It was suddenly cut down. The tree stood on vacant property, which is now managed by the Singapore Land Authority (SLA).
Last week, when I visited a friend who was preparing to vacate the premises leased from the SLA, I was amazed to be greeted by rows of felled fruit trees.
He said that upon the expiration of his tenancy, he had been instructed to remove all fruit trees.
Those trees were mature and productive. Some had been lovingly cultivated for more than a decade.
Is the requirement for exiting tenants to fell fruit trees really part of official policy?
The trees in question contributed much to the ambience and enjoyment of the surrounding areas.
Their fruits were not only eaten by people, but also attracted many species of interesting wildlife, such as squirrels and beautiful birds.
Was the instruction to remove them based on the fact that the removal of such local attractions would also lessen gatherings of people and pesky animals?
After all, if there were no fruit trees, there would be no visitors, no need for security supervision and no need to clean up any mess.
If the Government prides itself on trying to create a garden city, it could surely instruct the SLA, when taking back premises, to leave mature fruit trees in place.
Future tenants can then devise ways to fit them, as far as possible, into their new plans.

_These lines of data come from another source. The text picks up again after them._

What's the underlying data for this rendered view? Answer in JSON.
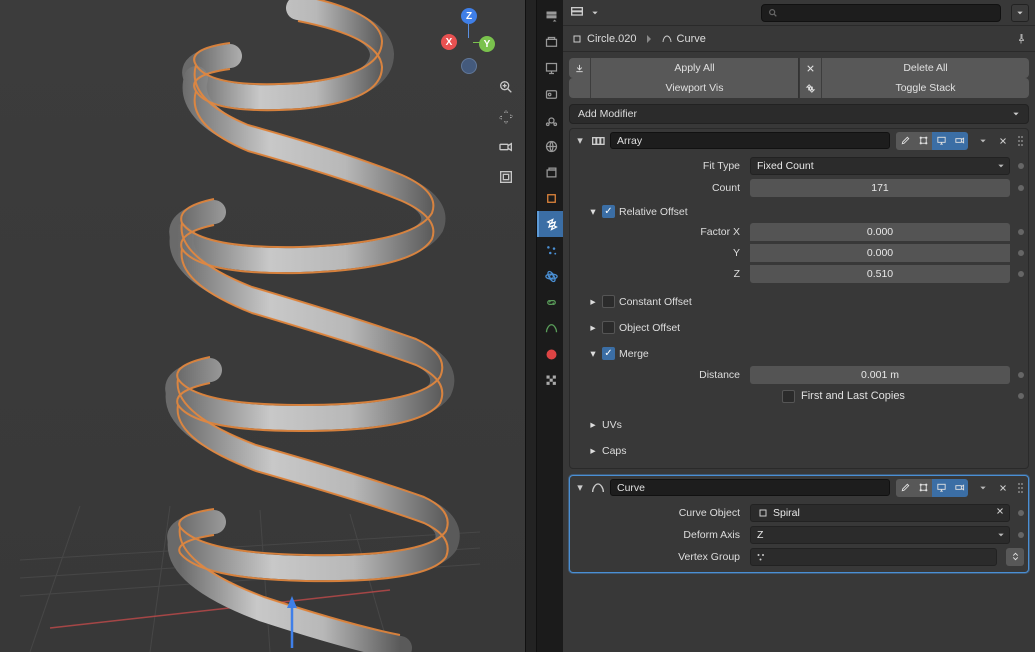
{
  "breadcrumb": {
    "object_name": "Circle.020",
    "data_name": "Curve"
  },
  "search": {
    "placeholder": ""
  },
  "buttons": {
    "apply_all": "Apply All",
    "delete_all": "Delete All",
    "viewport_vis": "Viewport Vis",
    "toggle_stack": "Toggle Stack",
    "add_modifier": "Add Modifier"
  },
  "modifiers": {
    "array": {
      "name": "Array",
      "fit_type_label": "Fit Type",
      "fit_type": "Fixed Count",
      "count_label": "Count",
      "count": "171",
      "relative_offset_label": "Relative Offset",
      "factor_x_label": "Factor X",
      "factor_x": "0.000",
      "y_label": "Y",
      "factor_y": "0.000",
      "z_label": "Z",
      "factor_z": "0.510",
      "constant_offset_label": "Constant Offset",
      "object_offset_label": "Object Offset",
      "merge_label": "Merge",
      "distance_label": "Distance",
      "distance": "0.001 m",
      "first_last_label": "First and Last Copies",
      "uvs_label": "UVs",
      "caps_label": "Caps"
    },
    "curve": {
      "name": "Curve",
      "curve_object_label": "Curve Object",
      "curve_object": "Spiral",
      "deform_axis_label": "Deform Axis",
      "deform_axis": "Z",
      "vertex_group_label": "Vertex Group"
    }
  }
}
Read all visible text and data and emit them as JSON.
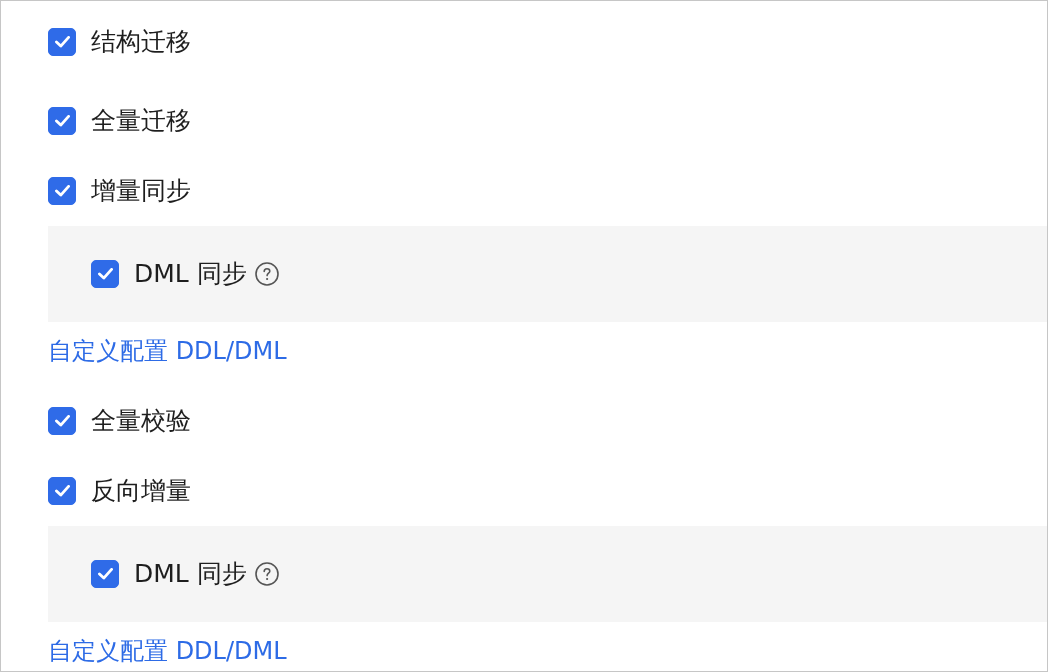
{
  "options": [
    {
      "label": "结构迁移",
      "checked": true
    },
    {
      "label": "全量迁移",
      "checked": true
    },
    {
      "label": "增量同步",
      "checked": true,
      "children": [
        {
          "label": "DML 同步",
          "checked": true
        }
      ],
      "link": "自定义配置 DDL/DML"
    },
    {
      "label": "全量校验",
      "checked": true
    },
    {
      "label": "反向增量",
      "checked": true,
      "children": [
        {
          "label": "DML 同步",
          "checked": true
        }
      ],
      "link": "自定义配置 DDL/DML"
    }
  ]
}
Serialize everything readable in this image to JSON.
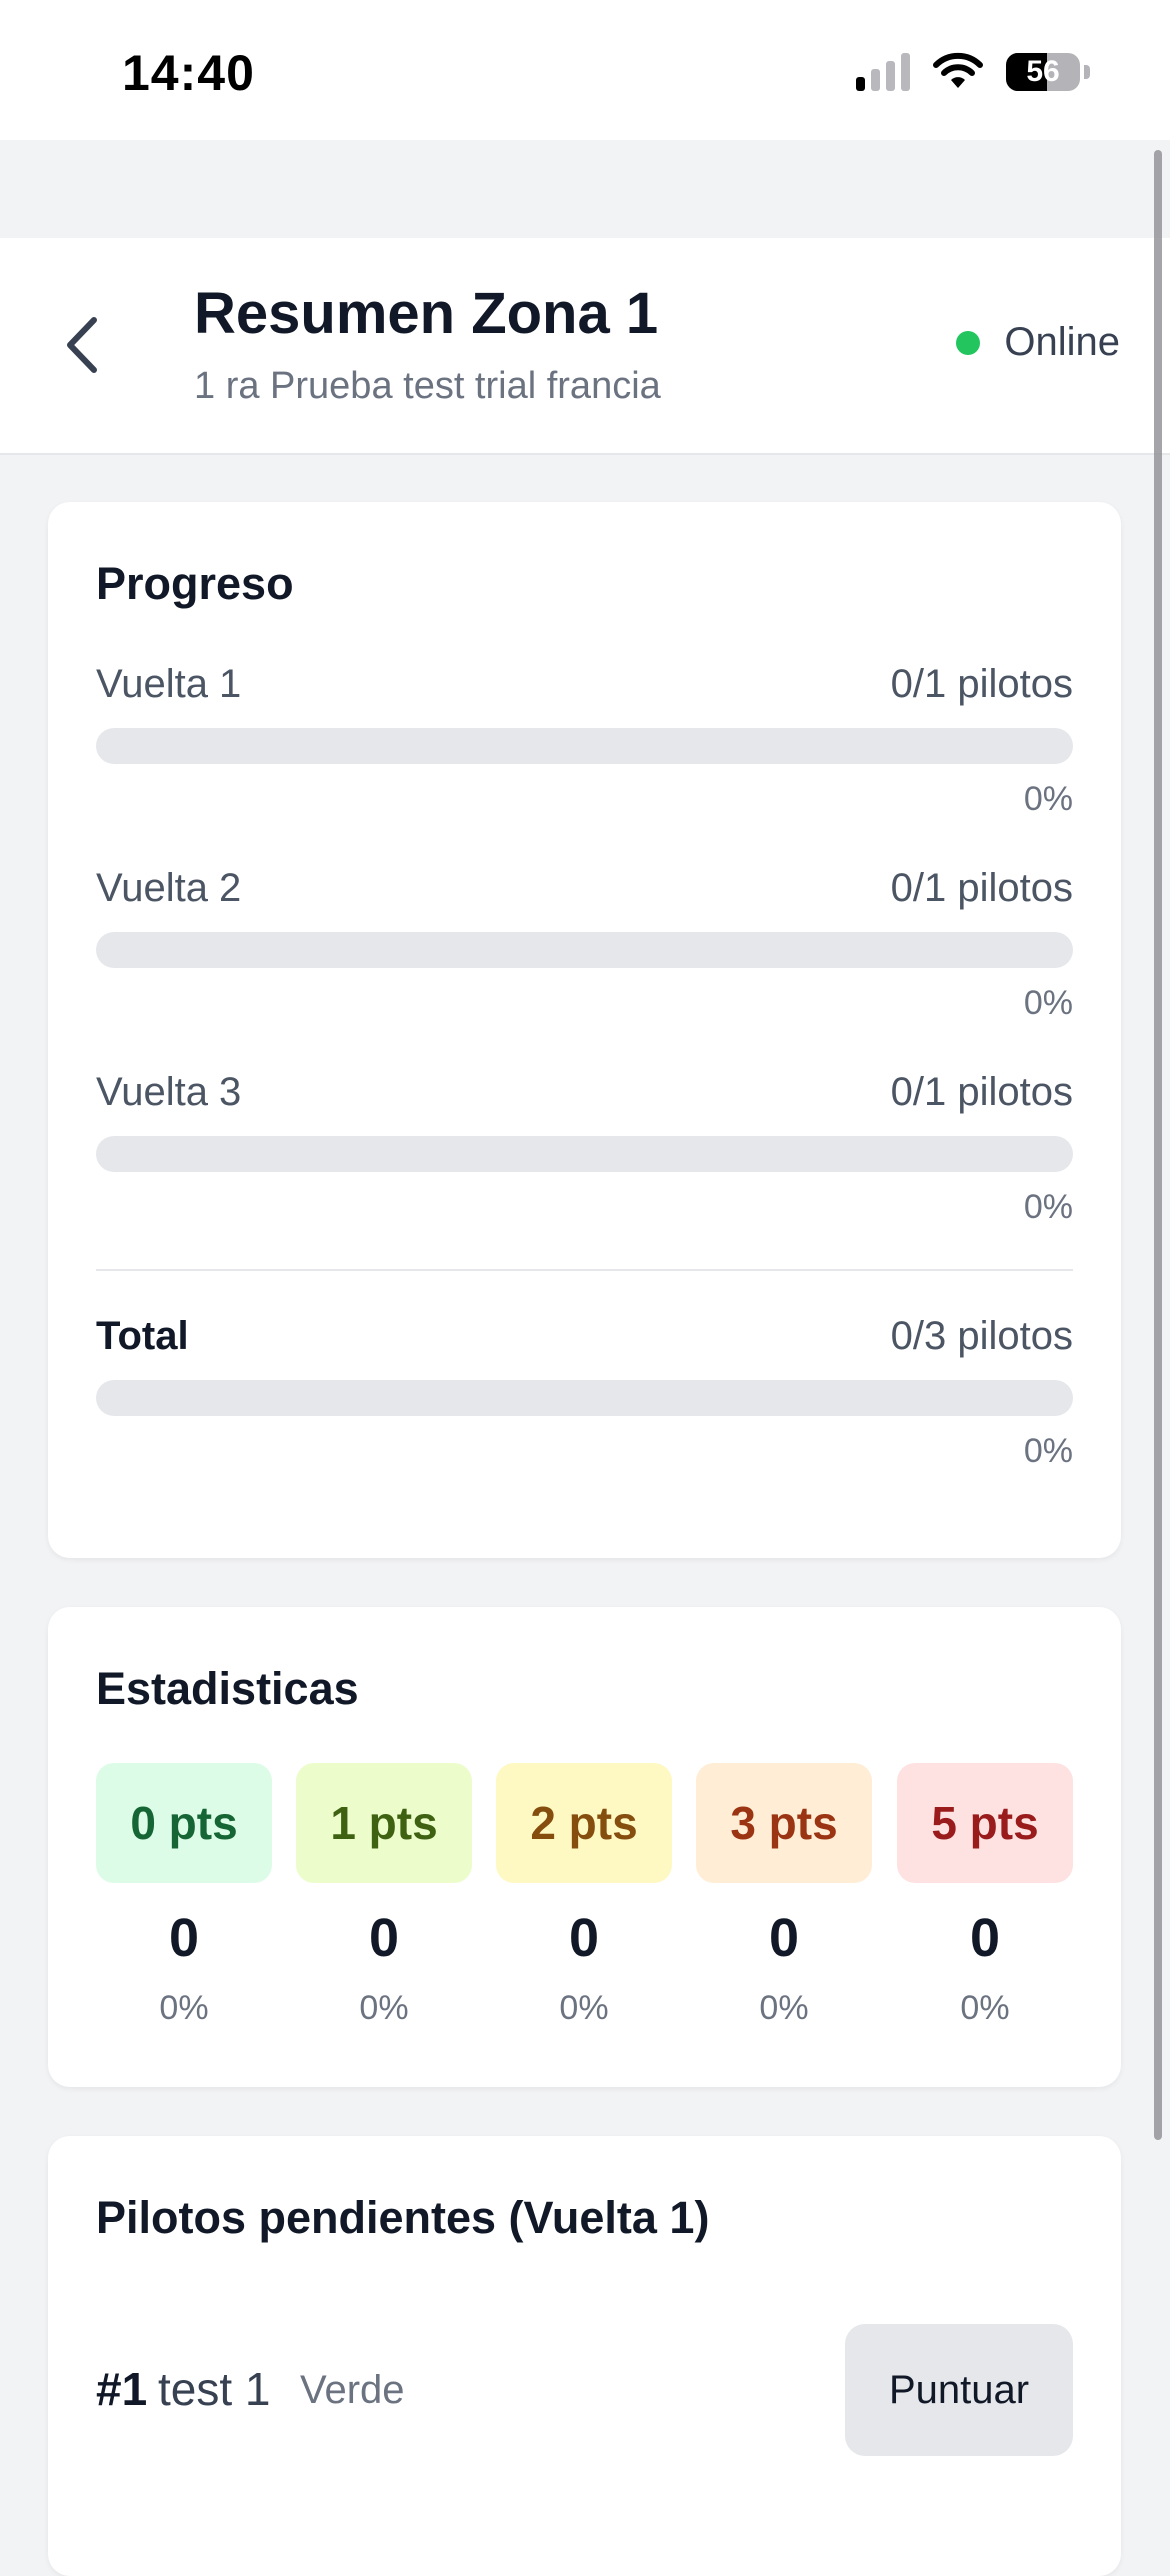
{
  "status_bar": {
    "time": "14:40",
    "battery": "56",
    "battery_level": 0.56
  },
  "header": {
    "back_icon": "chevron-left-icon",
    "title": "Resumen Zona 1",
    "subtitle": "1 ra Prueba test trial francia",
    "connection_status": "Online",
    "connection_color": "#22c55e"
  },
  "progress": {
    "title": "Progreso",
    "laps": [
      {
        "label": "Vuelta 1",
        "count": "0/1 pilotos",
        "percent": "0%",
        "fraction": 0
      },
      {
        "label": "Vuelta 2",
        "count": "0/1 pilotos",
        "percent": "0%",
        "fraction": 0
      },
      {
        "label": "Vuelta 3",
        "count": "0/1 pilotos",
        "percent": "0%",
        "fraction": 0
      }
    ],
    "total": {
      "label": "Total",
      "count": "0/3 pilotos",
      "percent": "0%",
      "fraction": 0
    }
  },
  "stats": {
    "title": "Estadisticas",
    "items": [
      {
        "label": "0 pts",
        "count": "0",
        "percent": "0%",
        "bg": "#dcfce7",
        "fg": "#166534"
      },
      {
        "label": "1 pts",
        "count": "0",
        "percent": "0%",
        "bg": "#ecfccb",
        "fg": "#3f6212"
      },
      {
        "label": "2 pts",
        "count": "0",
        "percent": "0%",
        "bg": "#fef9c3",
        "fg": "#854d0e"
      },
      {
        "label": "3 pts",
        "count": "0",
        "percent": "0%",
        "bg": "#ffedd5",
        "fg": "#9a3412"
      },
      {
        "label": "5 pts",
        "count": "0",
        "percent": "0%",
        "bg": "#fee2e2",
        "fg": "#991b1b"
      }
    ]
  },
  "pending": {
    "title": "Pilotos pendientes (Vuelta 1)",
    "pilots": [
      {
        "number": "#1",
        "name": "test 1",
        "category": "Verde",
        "action": "Puntuar"
      }
    ]
  }
}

Or the Government itself can transplant the trees to other locations.
By insisting that vacated premises be handed over barren, the SLA might make its own job easier. But would this result in a better outcome for our nation?
Lee Chiu San